Around the world, roughly 600 million people (typically 40 and older) currently suffer from chronic obstructive pulmonary disease (COPD). Of those diagnosed with the disease, many can anticipate their life expectancy to be sharply reduced without some form of medical intervention. Symptoms to be expected from the disease include: shortness of breath, cough, exercise intolerance and reduced quality of life. And despite the hard facts of increased respiratory decline, the direct human toll of these symptoms can often mean excessive difficulty in simple tasks, such as showering and household chores, frequent flare-ups, fits of coughing and ultimately fewer days with grandchildren and other loved ones.
Traditional Treatment Options
Despite the scope of this disease, unfortunately, little progress has been made in treating it with traditional medication. Offerings such as inhalers and prescription pills are often insufficient, serving only to alleviate symptoms rather than slow the progression of the disease itself.
For many suffering from chronic lung disease, the realities of the disease can inspire hopelessness. However, the field of stem cell therapy has grown dramatically in recent years, with the hopes of addressing these issues, while working to target the progression of the disease itself.
Although the field of stem cell therapy has seen rapid development in the last five years, it is a science that has been in practice since the 1950s, when its use to address diseases such as leukemia were called “bone marrow transplants.” Fundamentally, stem cell therapy is the practice of collecting naturally occurring builder cells—or stem cells—that exist within the blood and bone marrow.

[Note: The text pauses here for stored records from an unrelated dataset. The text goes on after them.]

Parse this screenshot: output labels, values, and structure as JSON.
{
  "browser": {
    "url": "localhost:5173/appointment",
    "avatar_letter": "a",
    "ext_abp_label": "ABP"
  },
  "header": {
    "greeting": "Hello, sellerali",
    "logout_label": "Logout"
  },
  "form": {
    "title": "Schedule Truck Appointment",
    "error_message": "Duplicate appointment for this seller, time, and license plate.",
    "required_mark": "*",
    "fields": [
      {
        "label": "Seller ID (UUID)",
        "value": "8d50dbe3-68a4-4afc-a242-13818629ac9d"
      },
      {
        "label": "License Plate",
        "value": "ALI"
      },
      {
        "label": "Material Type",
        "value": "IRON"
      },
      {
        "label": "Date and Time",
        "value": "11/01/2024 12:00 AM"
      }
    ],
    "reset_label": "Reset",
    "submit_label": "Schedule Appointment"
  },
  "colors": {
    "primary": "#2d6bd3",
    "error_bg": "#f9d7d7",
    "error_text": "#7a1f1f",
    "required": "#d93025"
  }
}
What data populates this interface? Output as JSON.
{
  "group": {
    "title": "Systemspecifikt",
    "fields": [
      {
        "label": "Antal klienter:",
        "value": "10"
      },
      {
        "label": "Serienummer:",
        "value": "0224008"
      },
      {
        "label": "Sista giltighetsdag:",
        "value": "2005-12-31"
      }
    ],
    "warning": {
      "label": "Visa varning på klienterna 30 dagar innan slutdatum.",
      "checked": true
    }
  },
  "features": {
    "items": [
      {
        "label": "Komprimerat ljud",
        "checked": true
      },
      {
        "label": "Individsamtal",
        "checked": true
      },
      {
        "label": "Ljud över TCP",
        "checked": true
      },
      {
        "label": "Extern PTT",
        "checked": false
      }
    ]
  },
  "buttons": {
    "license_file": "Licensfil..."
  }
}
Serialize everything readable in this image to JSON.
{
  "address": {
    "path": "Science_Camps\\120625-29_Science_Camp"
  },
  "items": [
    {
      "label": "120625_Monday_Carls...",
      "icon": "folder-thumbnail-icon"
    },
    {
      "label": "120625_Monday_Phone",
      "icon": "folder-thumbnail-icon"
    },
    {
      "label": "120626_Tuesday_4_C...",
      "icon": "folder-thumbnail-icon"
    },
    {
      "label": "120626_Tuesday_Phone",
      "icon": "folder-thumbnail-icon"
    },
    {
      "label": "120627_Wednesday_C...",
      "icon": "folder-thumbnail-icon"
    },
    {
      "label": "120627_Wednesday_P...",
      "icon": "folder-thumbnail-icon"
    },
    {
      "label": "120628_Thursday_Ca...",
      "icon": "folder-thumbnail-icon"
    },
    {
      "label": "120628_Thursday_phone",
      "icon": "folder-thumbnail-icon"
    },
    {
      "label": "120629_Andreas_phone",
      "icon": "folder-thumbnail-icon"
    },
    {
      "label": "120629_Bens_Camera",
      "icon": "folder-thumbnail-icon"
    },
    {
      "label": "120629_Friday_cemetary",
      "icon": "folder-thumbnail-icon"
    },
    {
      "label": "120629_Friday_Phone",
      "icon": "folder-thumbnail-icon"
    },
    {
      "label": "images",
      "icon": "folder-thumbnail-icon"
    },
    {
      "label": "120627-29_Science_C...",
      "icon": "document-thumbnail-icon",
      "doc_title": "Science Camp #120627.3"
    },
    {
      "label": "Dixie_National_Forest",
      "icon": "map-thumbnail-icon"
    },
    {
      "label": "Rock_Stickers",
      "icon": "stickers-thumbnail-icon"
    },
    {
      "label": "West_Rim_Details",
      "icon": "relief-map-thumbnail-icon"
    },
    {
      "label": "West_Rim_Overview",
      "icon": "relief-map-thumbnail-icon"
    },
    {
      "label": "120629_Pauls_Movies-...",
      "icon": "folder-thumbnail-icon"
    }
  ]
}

The cells are then reintroduced into the body via the bloodstream into areas of damage or inflammation, where they can settle and promote healing.
Within three years and with over 2,500 patients treated, the Lung Institute has utilized the field of stem cell therapy to restore the lives of those who have been previously crippled by disease, giving back hope to thousands that had previously given up. And with three years in, and more to come, there should be no limit to the inspiration of hope.